Required work: Below are entries; work out how many of their lines include the string "컨트롤러", and reply with the number only.

Data extracts:
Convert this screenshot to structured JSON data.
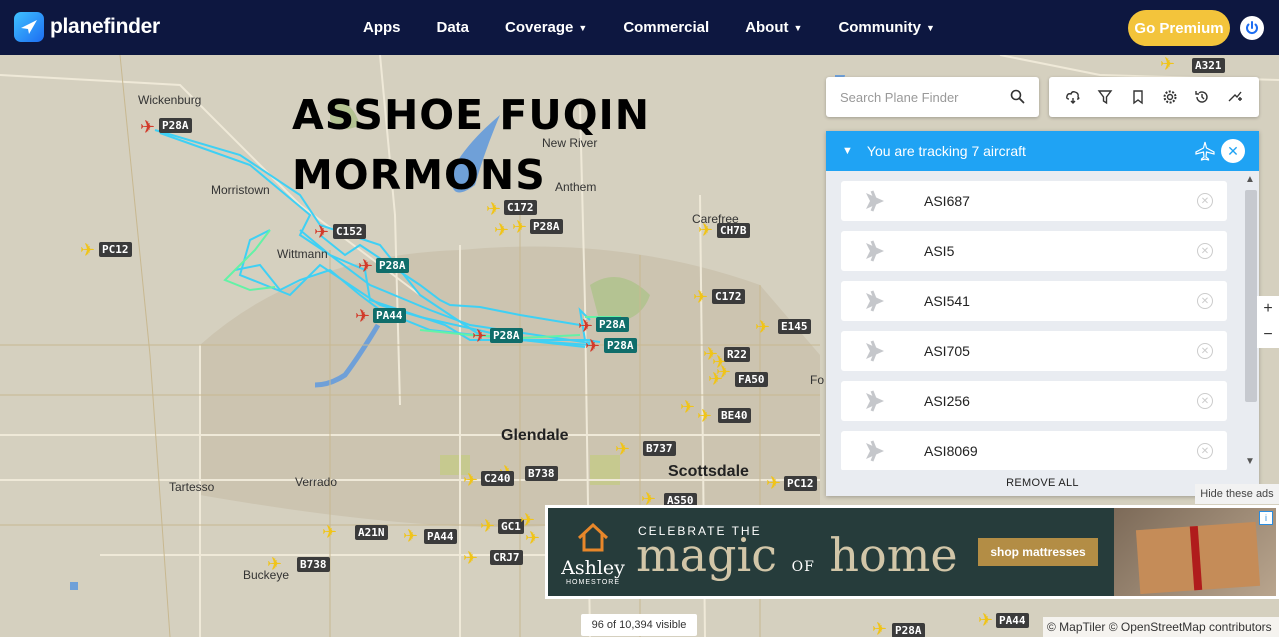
{
  "app": {
    "logo_text": "planefinder",
    "premium_label": "Go Premium"
  },
  "nav": {
    "items": [
      {
        "label": "Apps",
        "dropdown": false
      },
      {
        "label": "Data",
        "dropdown": false
      },
      {
        "label": "Coverage",
        "dropdown": true
      },
      {
        "label": "Commercial",
        "dropdown": false
      },
      {
        "label": "About",
        "dropdown": true
      },
      {
        "label": "Community",
        "dropdown": true
      }
    ]
  },
  "overlay_text": {
    "line1": "ASSHOE FUQIN",
    "line2": "MORMONS"
  },
  "search": {
    "placeholder": "Search Plane Finder"
  },
  "toolbar": {
    "icons": [
      "weather-icon",
      "filter-icon",
      "bookmark-icon",
      "settings-icon",
      "history-icon",
      "playback-icon"
    ]
  },
  "tracking": {
    "title": "You are tracking 7 aircraft",
    "aircraft": [
      "ASI687",
      "ASI5",
      "ASI541",
      "ASI705",
      "ASI256",
      "ASI8069"
    ],
    "remove_all": "REMOVE ALL"
  },
  "map": {
    "places": {
      "wickenburg": "Wickenburg",
      "morristown": "Morristown",
      "wittmann": "Wittmann",
      "new_river": "New River",
      "anthem": "Anthem",
      "carefree": "Carefree",
      "glendale": "Glendale",
      "scottsdale": "Scottsdale",
      "tartesso": "Tartesso",
      "verrado": "Verrado",
      "buckeye": "Buckeye",
      "fo": "Fo"
    },
    "tags": {
      "p28a_1": "P28A",
      "pc12_1": "PC12",
      "c152": "C152",
      "p28a_2": "P28A",
      "pa44_1": "PA44",
      "p28a_3": "P28A",
      "p28a_4": "P28A",
      "p28a_5": "P28A",
      "c172_1": "C172",
      "p28a_6": "P28A",
      "ch7b": "CH7B",
      "c172_2": "C172",
      "e145": "E145",
      "r22": "R22",
      "fa50": "FA50",
      "be40": "BE40",
      "b737": "B737",
      "b738_1": "B738",
      "c240": "C240",
      "pc12_2": "PC12",
      "as50": "AS50",
      "gc1": "GC1",
      "a21n": "A21N",
      "pa44_2": "PA44",
      "crj7": "CRJ7",
      "b738_2": "B738",
      "a321": "A321",
      "pa44_3": "PA44",
      "p28a_7": "P28A"
    },
    "visible_count": "96 of 10,394 visible",
    "attribution": "© MapTiler © OpenStreetMap contributors"
  },
  "ad": {
    "hide_label": "Hide these ads",
    "brand": "Ashley",
    "brand_sub": "HOMESTORE",
    "celebrate": "CELEBRATE THE",
    "magic": "magic",
    "of": "OF",
    "home": "home",
    "cta": "shop mattresses"
  },
  "colors": {
    "nav_bg": "#0d1740",
    "premium": "#f3c43b",
    "panel_header": "#1fa3f4",
    "track": "#3fd0f4"
  }
}
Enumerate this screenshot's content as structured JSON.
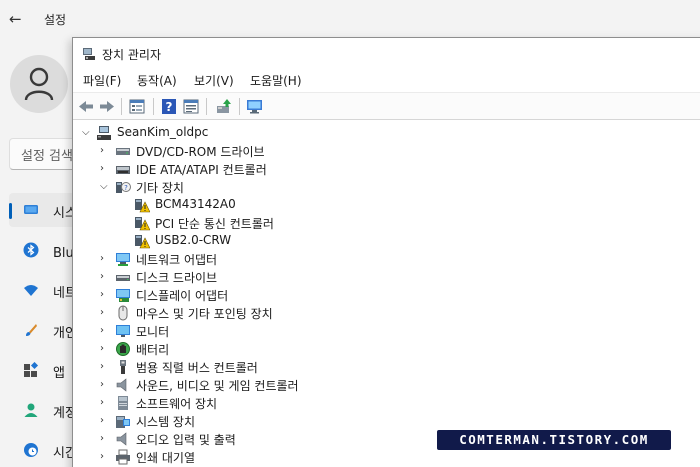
{
  "settings": {
    "title": "설정",
    "search_placeholder": "설정 검색",
    "nav": [
      {
        "label": "시스템",
        "icon": "monitor-icon"
      },
      {
        "label": "Bluetooth 및 장치",
        "icon": "bluetooth-icon"
      },
      {
        "label": "네트워크 및 인터넷",
        "icon": "wifi-icon"
      },
      {
        "label": "개인 설정",
        "icon": "brush-icon"
      },
      {
        "label": "앱",
        "icon": "apps-icon"
      },
      {
        "label": "계정",
        "icon": "account-icon"
      },
      {
        "label": "시간 및 언어",
        "icon": "clock-globe-icon"
      }
    ]
  },
  "device_manager": {
    "title": "장치 관리자",
    "menu": [
      "파일(F)",
      "동작(A)",
      "보기(V)",
      "도움말(H)"
    ],
    "toolbar": [
      "back-icon",
      "forward-icon",
      "properties-icon",
      "help-icon",
      "view-icon",
      "update-driver-icon",
      "monitor-scan-icon"
    ],
    "root": "SeanKim_oldpc",
    "categories": [
      {
        "label": "DVD/CD-ROM 드라이브",
        "expanded": false,
        "icon": "dvd-drive-icon"
      },
      {
        "label": "IDE ATA/ATAPI 컨트롤러",
        "expanded": false,
        "icon": "ide-controller-icon"
      },
      {
        "label": "기타 장치",
        "expanded": true,
        "icon": "other-devices-icon",
        "children": [
          {
            "label": "BCM43142A0",
            "icon": "warning-device-icon"
          },
          {
            "label": "PCI 단순 통신 컨트롤러",
            "icon": "warning-device-icon"
          },
          {
            "label": "USB2.0-CRW",
            "icon": "warning-device-icon"
          }
        ]
      },
      {
        "label": "네트워크 어댑터",
        "expanded": false,
        "icon": "network-adapter-icon"
      },
      {
        "label": "디스크 드라이브",
        "expanded": false,
        "icon": "disk-drive-icon"
      },
      {
        "label": "디스플레이 어댑터",
        "expanded": false,
        "icon": "display-adapter-icon"
      },
      {
        "label": "마우스 및 기타 포인팅 장치",
        "expanded": false,
        "icon": "mouse-icon"
      },
      {
        "label": "모니터",
        "expanded": false,
        "icon": "monitor-icon"
      },
      {
        "label": "배터리",
        "expanded": false,
        "icon": "battery-icon"
      },
      {
        "label": "범용 직렬 버스 컨트롤러",
        "expanded": false,
        "icon": "usb-icon"
      },
      {
        "label": "사운드, 비디오 및 게임 컨트롤러",
        "expanded": false,
        "icon": "speaker-icon"
      },
      {
        "label": "소프트웨어 장치",
        "expanded": false,
        "icon": "software-device-icon"
      },
      {
        "label": "시스템 장치",
        "expanded": false,
        "icon": "system-device-icon"
      },
      {
        "label": "오디오 입력 및 출력",
        "expanded": false,
        "icon": "audio-io-icon"
      },
      {
        "label": "인쇄 대기열",
        "expanded": false,
        "icon": "printer-icon"
      }
    ]
  },
  "watermark": "COMTERMAN.TISTORY.COM",
  "colors": {
    "accent": "#005fb8",
    "warning": "#f2c200",
    "watermark_bg": "#111a4a"
  }
}
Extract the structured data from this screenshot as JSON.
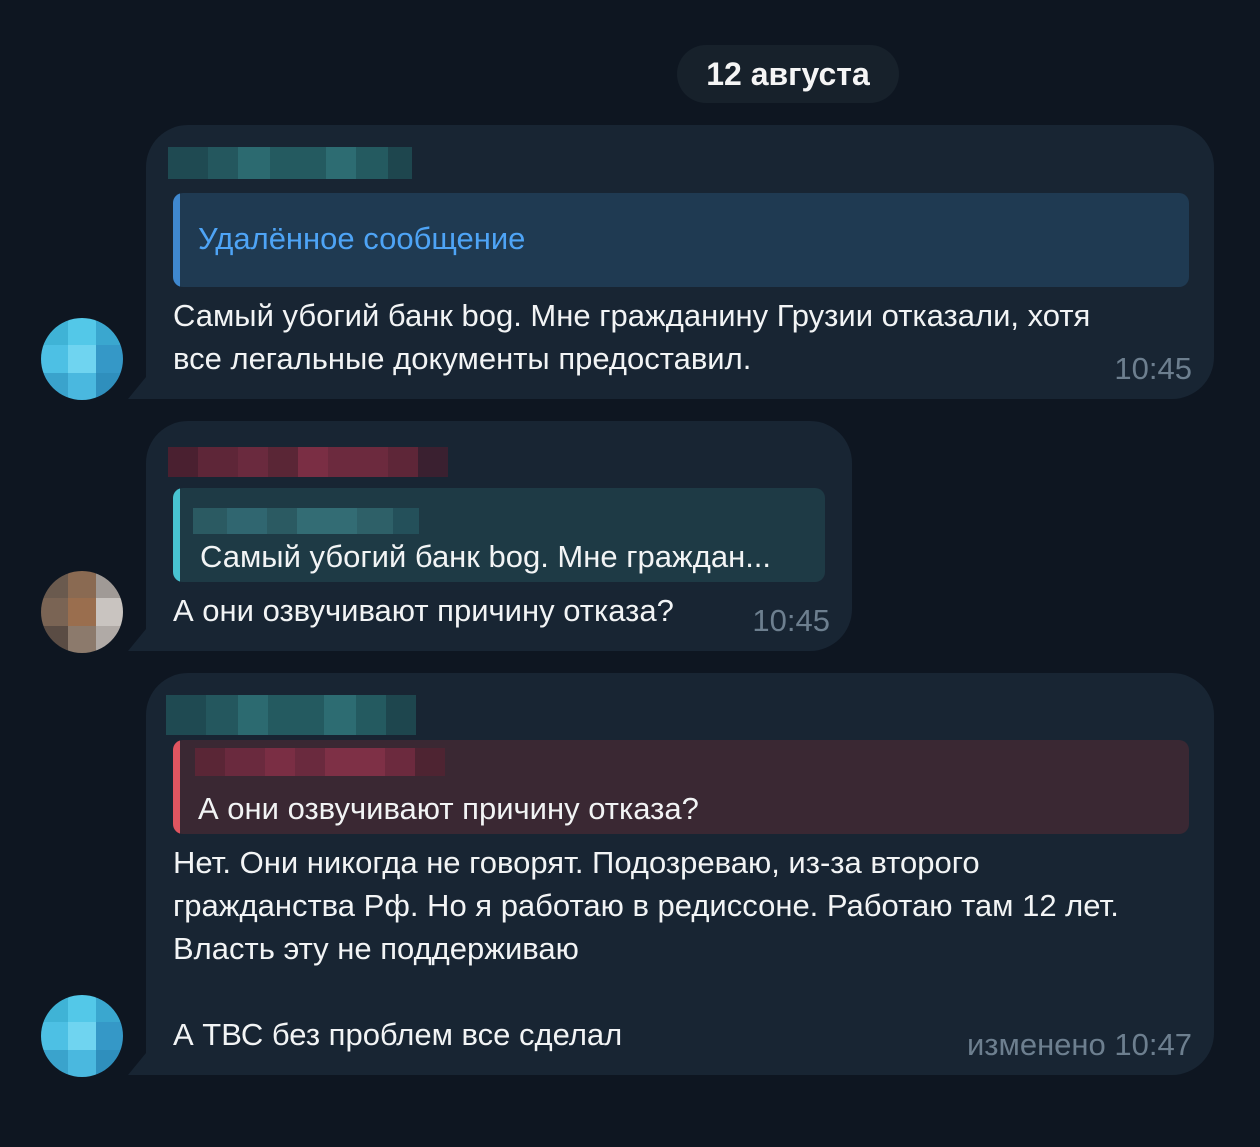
{
  "date_divider": "12 августа",
  "messages": [
    {
      "reply_title": "Удалённое сообщение",
      "text": "Самый убогий банк bog. Мне гражданину Грузии отказали, хотя\nвсе легальные документы предоставил.",
      "time": "10:45"
    },
    {
      "reply_text": "Самый убогий банк bog. Мне граждан...",
      "text": "А они озвучивают причину отказа?",
      "time": "10:45"
    },
    {
      "reply_text": "А они озвучивают причину отказа?",
      "text": "Нет. Они никогда не говорят. Подозреваю, из-за второго\nгражданства Рф. Но я работаю в редиссоне. Работаю там 12 лет.\nВласть эту не поддерживаю\n\nА ТВС без проблем все сделал",
      "edited_label": "изменено",
      "time": "10:47"
    }
  ],
  "colors": {
    "background": "#0e1621",
    "bubble": "#182533",
    "link_blue": "#4ea4f6",
    "reply_bar_blue": "#3f88cf",
    "reply_bar_cyan": "#48c3d1",
    "reply_bar_red": "#e05560",
    "timestamp": "#6d7f8f"
  }
}
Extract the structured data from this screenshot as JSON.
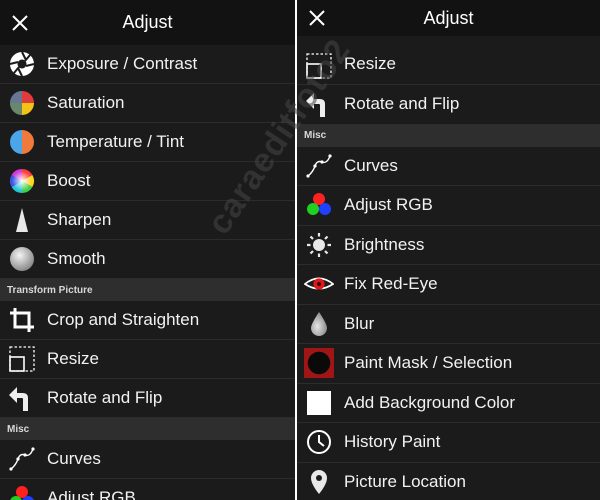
{
  "left": {
    "title": "Adjust",
    "items_a": [
      {
        "label": "Exposure / Contrast",
        "icon": "aperture-icon"
      },
      {
        "label": "Saturation",
        "icon": "saturation-icon"
      },
      {
        "label": "Temperature / Tint",
        "icon": "temperature-icon"
      },
      {
        "label": "Boost",
        "icon": "boost-icon"
      },
      {
        "label": "Sharpen",
        "icon": "sharpen-icon"
      },
      {
        "label": "Smooth",
        "icon": "smooth-icon"
      }
    ],
    "section_transform": "Transform Picture",
    "items_b": [
      {
        "label": "Crop and Straighten",
        "icon": "crop-icon"
      },
      {
        "label": "Resize",
        "icon": "resize-icon"
      },
      {
        "label": "Rotate and Flip",
        "icon": "rotate-icon"
      }
    ],
    "section_misc": "Misc",
    "items_c": [
      {
        "label": "Curves",
        "icon": "curves-icon"
      },
      {
        "label": "Adjust RGB",
        "icon": "rgb-icon"
      }
    ]
  },
  "right": {
    "title": "Adjust",
    "items_a": [
      {
        "label": "Resize",
        "icon": "resize-icon"
      },
      {
        "label": "Rotate and Flip",
        "icon": "rotate-icon"
      }
    ],
    "section_misc": "Misc",
    "items_b": [
      {
        "label": "Curves",
        "icon": "curves-icon"
      },
      {
        "label": "Adjust RGB",
        "icon": "rgb-icon"
      },
      {
        "label": "Brightness",
        "icon": "brightness-icon"
      },
      {
        "label": "Fix Red-Eye",
        "icon": "red-eye-icon"
      },
      {
        "label": "Blur",
        "icon": "blur-icon"
      },
      {
        "label": "Paint Mask / Selection",
        "icon": "paint-mask-icon"
      },
      {
        "label": "Add Background Color",
        "icon": "background-color-icon"
      },
      {
        "label": "History Paint",
        "icon": "history-icon"
      },
      {
        "label": "Picture Location",
        "icon": "location-pin-icon"
      }
    ]
  },
  "watermark": "caraeditfoto2"
}
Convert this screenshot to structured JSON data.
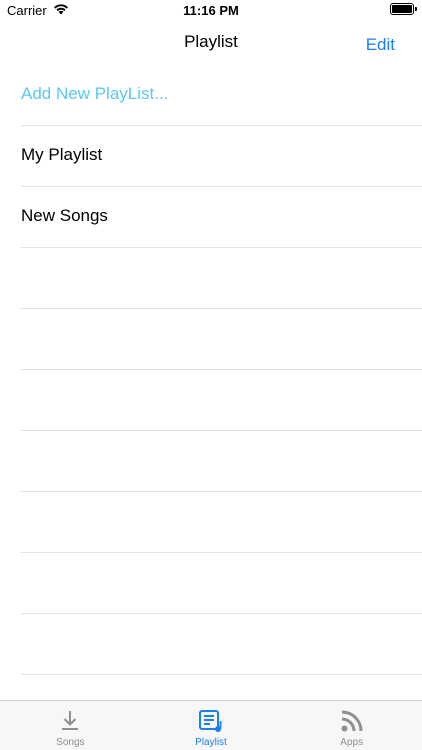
{
  "status_bar": {
    "carrier": "Carrier",
    "time": "11:16 PM"
  },
  "nav": {
    "title": "Playlist",
    "edit_label": "Edit"
  },
  "list": {
    "add_label": "Add New PlayList...",
    "items": [
      {
        "label": "My Playlist"
      },
      {
        "label": "New Songs"
      }
    ]
  },
  "tabs": [
    {
      "label": "Songs",
      "icon": "download-icon",
      "active": false
    },
    {
      "label": "Playlist",
      "icon": "playlist-icon",
      "active": true
    },
    {
      "label": "Apps",
      "icon": "rss-icon",
      "active": false
    }
  ],
  "colors": {
    "accent": "#1a7ff0",
    "add_text": "#5ac8f0",
    "inactive_tab": "#8e8e93"
  }
}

Output below: 4